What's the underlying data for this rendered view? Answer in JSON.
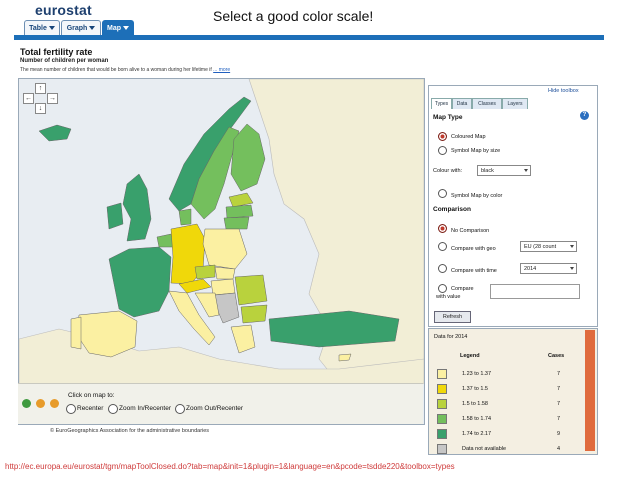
{
  "overlay_title": "Select a good color scale!",
  "app": {
    "logo": "eurostat"
  },
  "tabs": [
    {
      "label": "Table",
      "active": false
    },
    {
      "label": "Graph",
      "active": false
    },
    {
      "label": "Map",
      "active": true
    }
  ],
  "dataset": {
    "title": "Total fertility rate",
    "subtitle": "Number of children per woman",
    "description": "The mean number of children that would be born alive to a woman during her lifetime if",
    "more_link": "... more"
  },
  "map_controls": {
    "click_prompt": "Click on map to:",
    "options": [
      "Recenter",
      "Zoom In/Recenter",
      "Zoom Out/Recenter"
    ],
    "copyright": "© EuroGeographics Association for the administrative boundaries"
  },
  "toolbox": {
    "hide_label": "Hide toolbox",
    "tabs": [
      "Types",
      "Data",
      "Classes",
      "Layers"
    ],
    "map_type_heading": "Map Type",
    "coloured_map": "Coloured Map",
    "symbol_map_size": "Symbol Map by size",
    "colour_with_label": "Colour with:",
    "colour_with_value": "black",
    "symbol_map_color": "Symbol Map by color",
    "comparison_heading": "Comparison",
    "no_comparison": "No Comparison",
    "compare_geo": "Compare with geo",
    "compare_geo_value": "EU (28 count",
    "compare_time": "Compare with time",
    "compare_time_value": "2014",
    "compare_value_line1": "Compare",
    "compare_value_line2": "with value",
    "refresh": "Refresh",
    "help": "?"
  },
  "legend": {
    "title": "Data for 2014",
    "col_legend": "Legend",
    "col_cases": "Cases",
    "rows": [
      {
        "range": "1.23  to  1.37",
        "cases": "7",
        "color": "#fbf0a2"
      },
      {
        "range": "1.37  to    1.5",
        "cases": "7",
        "color": "#f0d80a"
      },
      {
        "range": "1.5  to  1.58",
        "cases": "7",
        "color": "#b9d23d"
      },
      {
        "range": "1.58  to  1.74",
        "cases": "7",
        "color": "#74bf5d"
      },
      {
        "range": "1.74  to  2.17",
        "cases": "9",
        "color": "#39a06c"
      },
      {
        "range": "Data not available",
        "cases": "4",
        "color": "#c6c6c6"
      }
    ]
  },
  "source_url": "http://ec.europa.eu/eurostat/tgm/mapToolClosed.do?tab=map&init=1&plugin=1&language=en&pcode=tsdde220&toolbox=types",
  "colors": {
    "brand_blue": "#1d6fb8",
    "sea": "#e8edf2",
    "non_eu_land": "#f2eed6",
    "no_data": "#c6c6c6"
  }
}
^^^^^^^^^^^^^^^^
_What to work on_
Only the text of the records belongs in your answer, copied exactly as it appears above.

_Task answer_
What's the underlying data for this rendered view? Answer in JSON.
{
  "overlay_title": "Select a good color scale!",
  "app": {
    "logo": "eurostat"
  },
  "tabs": [
    {
      "label": "Table",
      "active": false
    },
    {
      "label": "Graph",
      "active": false
    },
    {
      "label": "Map",
      "active": true
    }
  ],
  "dataset": {
    "title": "Total fertility rate",
    "subtitle": "Number of children per woman",
    "description": "The mean number of children that would be born alive to a woman during her lifetime if",
    "more_link": "... more"
  },
  "map_controls": {
    "click_prompt": "Click on map to:",
    "options": [
      "Recenter",
      "Zoom In/Recenter",
      "Zoom Out/Recenter"
    ],
    "copyright": "© EuroGeographics Association for the administrative boundaries"
  },
  "toolbox": {
    "hide_label": "Hide toolbox",
    "tabs": [
      "Types",
      "Data",
      "Classes",
      "Layers"
    ],
    "map_type_heading": "Map Type",
    "coloured_map": "Coloured Map",
    "symbol_map_size": "Symbol Map by size",
    "colour_with_label": "Colour with:",
    "colour_with_value": "black",
    "symbol_map_color": "Symbol Map by color",
    "comparison_heading": "Comparison",
    "no_comparison": "No Comparison",
    "compare_geo": "Compare with geo",
    "compare_geo_value": "EU (28 count",
    "compare_time": "Compare with time",
    "compare_time_value": "2014",
    "compare_value_line1": "Compare",
    "compare_value_line2": "with value",
    "refresh": "Refresh",
    "help": "?"
  },
  "legend": {
    "title": "Data for 2014",
    "col_legend": "Legend",
    "col_cases": "Cases",
    "rows": [
      {
        "range": "1.23  to  1.37",
        "cases": "7",
        "color": "#fbf0a2"
      },
      {
        "range": "1.37  to    1.5",
        "cases": "7",
        "color": "#f0d80a"
      },
      {
        "range": "1.5  to  1.58",
        "cases": "7",
        "color": "#b9d23d"
      },
      {
        "range": "1.58  to  1.74",
        "cases": "7",
        "color": "#74bf5d"
      },
      {
        "range": "1.74  to  2.17",
        "cases": "9",
        "color": "#39a06c"
      },
      {
        "range": "Data not available",
        "cases": "4",
        "color": "#c6c6c6"
      }
    ]
  },
  "source_url": "http://ec.europa.eu/eurostat/tgm/mapToolClosed.do?tab=map&init=1&plugin=1&language=en&pcode=tsdde220&toolbox=types",
  "colors": {
    "brand_blue": "#1d6fb8",
    "sea": "#e8edf2",
    "non_eu_land": "#f2eed6",
    "no_data": "#c6c6c6"
  }
}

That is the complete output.